## App and web page records
- Opening Delimiter -
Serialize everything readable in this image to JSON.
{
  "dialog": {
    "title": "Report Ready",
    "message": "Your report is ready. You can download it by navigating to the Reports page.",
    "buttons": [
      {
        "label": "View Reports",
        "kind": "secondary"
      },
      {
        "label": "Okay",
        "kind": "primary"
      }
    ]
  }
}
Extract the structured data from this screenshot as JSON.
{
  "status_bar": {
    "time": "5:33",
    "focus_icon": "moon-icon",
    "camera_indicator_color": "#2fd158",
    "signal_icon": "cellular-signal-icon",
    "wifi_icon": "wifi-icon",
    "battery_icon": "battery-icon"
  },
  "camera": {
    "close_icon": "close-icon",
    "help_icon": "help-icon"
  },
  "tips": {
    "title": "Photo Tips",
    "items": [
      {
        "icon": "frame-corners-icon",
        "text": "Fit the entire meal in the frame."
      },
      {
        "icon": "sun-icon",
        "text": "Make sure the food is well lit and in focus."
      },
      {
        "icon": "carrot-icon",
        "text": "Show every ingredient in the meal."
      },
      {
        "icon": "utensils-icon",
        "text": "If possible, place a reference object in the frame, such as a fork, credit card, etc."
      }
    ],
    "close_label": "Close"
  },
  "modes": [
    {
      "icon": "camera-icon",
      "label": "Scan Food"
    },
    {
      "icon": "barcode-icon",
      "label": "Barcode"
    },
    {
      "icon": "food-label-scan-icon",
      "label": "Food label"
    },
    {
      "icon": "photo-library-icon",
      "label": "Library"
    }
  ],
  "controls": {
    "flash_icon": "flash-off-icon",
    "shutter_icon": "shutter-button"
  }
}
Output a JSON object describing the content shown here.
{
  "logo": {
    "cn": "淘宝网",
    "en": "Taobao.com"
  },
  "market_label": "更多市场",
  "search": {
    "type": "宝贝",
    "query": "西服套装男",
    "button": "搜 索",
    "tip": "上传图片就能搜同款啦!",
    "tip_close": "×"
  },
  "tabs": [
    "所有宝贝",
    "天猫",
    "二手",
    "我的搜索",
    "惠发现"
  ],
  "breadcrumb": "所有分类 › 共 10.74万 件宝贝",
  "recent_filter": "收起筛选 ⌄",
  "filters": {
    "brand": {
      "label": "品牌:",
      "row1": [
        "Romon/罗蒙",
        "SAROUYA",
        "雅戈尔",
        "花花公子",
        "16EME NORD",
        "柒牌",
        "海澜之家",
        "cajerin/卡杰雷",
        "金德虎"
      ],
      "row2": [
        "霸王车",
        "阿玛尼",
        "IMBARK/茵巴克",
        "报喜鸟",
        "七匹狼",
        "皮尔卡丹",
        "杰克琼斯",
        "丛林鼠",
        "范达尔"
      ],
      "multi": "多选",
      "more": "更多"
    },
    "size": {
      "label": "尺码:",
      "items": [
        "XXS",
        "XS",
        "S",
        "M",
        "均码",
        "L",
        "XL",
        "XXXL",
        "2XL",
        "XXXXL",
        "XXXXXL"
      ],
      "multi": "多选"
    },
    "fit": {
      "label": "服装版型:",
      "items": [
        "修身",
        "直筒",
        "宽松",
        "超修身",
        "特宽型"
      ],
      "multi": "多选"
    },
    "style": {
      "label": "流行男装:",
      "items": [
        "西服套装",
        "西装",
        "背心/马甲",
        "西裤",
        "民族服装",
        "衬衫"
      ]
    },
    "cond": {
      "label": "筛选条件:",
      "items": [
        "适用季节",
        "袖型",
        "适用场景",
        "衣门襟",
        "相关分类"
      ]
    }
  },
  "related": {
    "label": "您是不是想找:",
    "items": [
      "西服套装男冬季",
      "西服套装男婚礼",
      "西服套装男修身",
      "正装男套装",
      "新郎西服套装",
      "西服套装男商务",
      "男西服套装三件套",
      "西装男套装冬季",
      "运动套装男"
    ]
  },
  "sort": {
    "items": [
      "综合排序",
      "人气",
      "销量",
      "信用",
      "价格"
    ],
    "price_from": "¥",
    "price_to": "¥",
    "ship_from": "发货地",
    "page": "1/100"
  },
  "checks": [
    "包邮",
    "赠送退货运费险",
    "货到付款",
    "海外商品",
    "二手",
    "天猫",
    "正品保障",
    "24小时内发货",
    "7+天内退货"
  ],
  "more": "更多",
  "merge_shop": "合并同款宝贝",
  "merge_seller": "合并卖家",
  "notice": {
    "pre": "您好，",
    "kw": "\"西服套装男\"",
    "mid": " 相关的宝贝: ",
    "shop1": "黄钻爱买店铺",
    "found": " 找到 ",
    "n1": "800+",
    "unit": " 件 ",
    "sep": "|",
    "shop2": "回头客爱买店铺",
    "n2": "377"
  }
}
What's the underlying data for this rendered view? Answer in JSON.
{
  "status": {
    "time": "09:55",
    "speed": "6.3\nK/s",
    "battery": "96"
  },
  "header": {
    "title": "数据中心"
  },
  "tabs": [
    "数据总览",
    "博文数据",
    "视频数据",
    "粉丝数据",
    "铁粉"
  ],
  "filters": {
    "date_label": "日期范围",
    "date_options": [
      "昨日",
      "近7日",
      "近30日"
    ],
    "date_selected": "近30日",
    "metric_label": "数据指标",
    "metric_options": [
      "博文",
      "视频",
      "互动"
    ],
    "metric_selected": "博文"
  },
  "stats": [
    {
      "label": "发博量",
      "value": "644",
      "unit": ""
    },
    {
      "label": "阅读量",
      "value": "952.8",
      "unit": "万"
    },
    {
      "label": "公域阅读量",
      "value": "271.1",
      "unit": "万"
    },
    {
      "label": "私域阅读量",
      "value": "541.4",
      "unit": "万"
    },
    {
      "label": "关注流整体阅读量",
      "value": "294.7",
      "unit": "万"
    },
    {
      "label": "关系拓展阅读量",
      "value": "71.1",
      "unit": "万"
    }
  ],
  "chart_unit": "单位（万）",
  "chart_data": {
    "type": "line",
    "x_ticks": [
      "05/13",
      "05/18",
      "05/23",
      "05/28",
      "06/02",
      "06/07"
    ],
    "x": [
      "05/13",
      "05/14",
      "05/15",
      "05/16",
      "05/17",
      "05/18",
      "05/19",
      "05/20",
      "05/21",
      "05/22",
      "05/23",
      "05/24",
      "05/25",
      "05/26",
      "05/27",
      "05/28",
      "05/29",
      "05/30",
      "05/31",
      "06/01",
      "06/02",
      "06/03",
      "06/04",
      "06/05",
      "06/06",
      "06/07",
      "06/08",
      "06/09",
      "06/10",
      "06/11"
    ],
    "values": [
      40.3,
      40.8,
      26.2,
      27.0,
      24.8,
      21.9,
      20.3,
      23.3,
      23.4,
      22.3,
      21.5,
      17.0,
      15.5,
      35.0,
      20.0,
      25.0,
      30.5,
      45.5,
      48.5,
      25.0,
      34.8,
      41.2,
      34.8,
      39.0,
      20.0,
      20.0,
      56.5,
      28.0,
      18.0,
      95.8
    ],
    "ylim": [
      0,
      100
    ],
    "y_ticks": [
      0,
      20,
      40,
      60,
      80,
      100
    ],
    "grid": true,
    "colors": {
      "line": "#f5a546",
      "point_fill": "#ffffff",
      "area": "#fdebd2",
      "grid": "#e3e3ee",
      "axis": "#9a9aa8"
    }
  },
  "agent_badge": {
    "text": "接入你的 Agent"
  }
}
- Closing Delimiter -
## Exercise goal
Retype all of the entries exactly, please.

## Solution to this problem
Serialize everything readable in this image to JSON.
{
  "dialog": {
    "title": "Report Ready",
    "message": "Your report is ready. You can download it by navigating to the Reports page.",
    "buttons": [
      {
        "label": "View Reports",
        "kind": "secondary"
      },
      {
        "label": "Okay",
        "kind": "primary"
      }
    ]
  }
}
Extract the structured data from this screenshot as JSON.
{
  "status_bar": {
    "time": "5:33",
    "focus_icon": "moon-icon",
    "camera_indicator_color": "#2fd158",
    "signal_icon": "cellular-signal-icon",
    "wifi_icon": "wifi-icon",
    "battery_icon": "battery-icon"
  },
  "camera": {
    "close_icon": "close-icon",
    "help_icon": "help-icon"
  },
  "tips": {
    "title": "Photo Tips",
    "items": [
      {
        "icon": "frame-corners-icon",
        "text": "Fit the entire meal in the frame."
      },
      {
        "icon": "sun-icon",
        "text": "Make sure the food is well lit and in focus."
      },
      {
        "icon": "carrot-icon",
        "text": "Show every ingredient in the meal."
      },
      {
        "icon": "utensils-icon",
        "text": "If possible, place a reference object in the frame, such as a fork, credit card, etc."
      }
    ],
    "close_label": "Close"
  },
  "modes": [
    {
      "icon": "camera-icon",
      "label": "Scan Food"
    },
    {
      "icon": "barcode-icon",
      "label": "Barcode"
    },
    {
      "icon": "food-label-scan-icon",
      "label": "Food label"
    },
    {
      "icon": "photo-library-icon",
      "label": "Library"
    }
  ],
  "controls": {
    "flash_icon": "flash-off-icon",
    "shutter_icon": "shutter-button"
  }
}
Output a JSON object describing the content shown here.
{
  "logo": {
    "cn": "淘宝网",
    "en": "Taobao.com"
  },
  "market_label": "更多市场",
  "search": {
    "type": "宝贝",
    "query": "西服套装男",
    "button": "搜 索",
    "tip": "上传图片就能搜同款啦!",
    "tip_close": "×"
  },
  "tabs": [
    "所有宝贝",
    "天猫",
    "二手",
    "我的搜索",
    "惠发现"
  ],
  "breadcrumb": "所有分类 › 共 10.74万 件宝贝",
  "recent_filter": "收起筛选 ⌄",
  "filters": {
    "brand": {
      "label": "品牌:",
      "row1": [
        "Romon/罗蒙",
        "SAROUYA",
        "雅戈尔",
        "花花公子",
        "16EME NORD",
        "柒牌",
        "海澜之家",
        "cajerin/卡杰雷",
        "金德虎"
      ],
      "row2": [
        "霸王车",
        "阿玛尼",
        "IMBARK/茵巴克",
        "报喜鸟",
        "七匹狼",
        "皮尔卡丹",
        "杰克琼斯",
        "丛林鼠",
        "范达尔"
      ],
      "multi": "多选",
      "more": "更多"
    },
    "size": {
      "label": "尺码:",
      "items": [
        "XXS",
        "XS",
        "S",
        "M",
        "均码",
        "L",
        "XL",
        "XXXL",
        "2XL",
        "XXXXL",
        "XXXXXL"
      ],
      "multi": "多选"
    },
    "fit": {
      "label": "服装版型:",
      "items": [
        "修身",
        "直筒",
        "宽松",
        "超修身",
        "特宽型"
      ],
      "multi": "多选"
    },
    "style": {
      "label": "流行男装:",
      "items": [
        "西服套装",
        "西装",
        "背心/马甲",
        "西裤",
        "民族服装",
        "衬衫"
      ]
    },
    "cond": {
      "label": "筛选条件:",
      "items": [
        "适用季节",
        "袖型",
        "适用场景",
        "衣门襟",
        "相关分类"
      ]
    }
  },
  "related": {
    "label": "您是不是想找:",
    "items": [
      "西服套装男冬季",
      "西服套装男婚礼",
      "西服套装男修身",
      "正装男套装",
      "新郎西服套装",
      "西服套装男商务",
      "男西服套装三件套",
      "西装男套装冬季",
      "运动套装男"
    ]
  },
  "sort": {
    "items": [
      "综合排序",
      "人气",
      "销量",
      "信用",
      "价格"
    ],
    "price_from": "¥",
    "price_to": "¥",
    "ship_from": "发货地",
    "page": "1/100"
  },
  "checks": [
    "包邮",
    "赠送退货运费险",
    "货到付款",
    "海外商品",
    "二手",
    "天猫",
    "正品保障",
    "24小时内发货",
    "7+天内退货"
  ],
  "more": "更多",
  "merge_shop": "合并同款宝贝",
  "merge_seller": "合并卖家",
  "notice": {
    "pre": "您好，",
    "kw": "\"西服套装男\"",
    "mid": " 相关的宝贝: ",
    "shop1": "黄钻爱买店铺",
    "found": " 找到 ",
    "n1": "800+",
    "unit": " 件 ",
    "sep": "|",
    "shop2": "回头客爱买店铺",
    "n2": "377"
  }
}
What's the underlying data for this rendered view? Answer in JSON.
{
  "status": {
    "time": "09:55",
    "speed": "6.3\nK/s",
    "battery": "96"
  },
  "header": {
    "title": "数据中心"
  },
  "tabs": [
    "数据总览",
    "博文数据",
    "视频数据",
    "粉丝数据",
    "铁粉"
  ],
  "filters": {
    "date_label": "日期范围",
    "date_options": [
      "昨日",
      "近7日",
      "近30日"
    ],
    "date_selected": "近30日",
    "metric_label": "数据指标",
    "metric_options": [
      "博文",
      "视频",
      "互动"
    ],
    "metric_selected": "博文"
  },
  "stats": [
    {
      "label": "发博量",
      "value": "644",
      "unit": ""
    },
    {
      "label": "阅读量",
      "value": "952.8",
      "unit": "万"
    },
    {
      "label": "公域阅读量",
      "value": "271.1",
      "unit": "万"
    },
    {
      "label": "私域阅读量",
      "value": "541.4",
      "unit": "万"
    },
    {
      "label": "关注流整体阅读量",
      "value": "294.7",
      "unit": "万"
    },
    {
      "label": "关系拓展阅读量",
      "value": "71.1",
      "unit": "万"
    }
  ],
  "chart_unit": "单位（万）",
  "chart_data": {
    "type": "line",
    "x_ticks": [
      "05/13",
      "05/18",
      "05/23",
      "05/28",
      "06/02",
      "06/07"
    ],
    "x": [
      "05/13",
      "05/14",
      "05/15",
      "05/16",
      "05/17",
      "05/18",
      "05/19",
      "05/20",
      "05/21",
      "05/22",
      "05/23",
      "05/24",
      "05/25",
      "05/26",
      "05/27",
      "05/28",
      "05/29",
      "05/30",
      "05/31",
      "06/01",
      "06/02",
      "06/03",
      "06/04",
      "06/05",
      "06/06",
      "06/07",
      "06/08",
      "06/09",
      "06/10",
      "06/11"
    ],
    "values": [
      40.3,
      40.8,
      26.2,
      27.0,
      24.8,
      21.9,
      20.3,
      23.3,
      23.4,
      22.3,
      21.5,
      17.0,
      15.5,
      35.0,
      20.0,
      25.0,
      30.5,
      45.5,
      48.5,
      25.0,
      34.8,
      41.2,
      34.8,
      39.0,
      20.0,
      20.0,
      56.5,
      28.0,
      18.0,
      95.8
    ],
    "ylim": [
      0,
      100
    ],
    "y_ticks": [
      0,
      20,
      40,
      60,
      80,
      100
    ],
    "grid": true,
    "colors": {
      "line": "#f5a546",
      "point_fill": "#ffffff",
      "area": "#fdebd2",
      "grid": "#e3e3ee",
      "axis": "#9a9aa8"
    }
  },
  "agent_badge": {
    "text": "接入你的 Agent"
  }
}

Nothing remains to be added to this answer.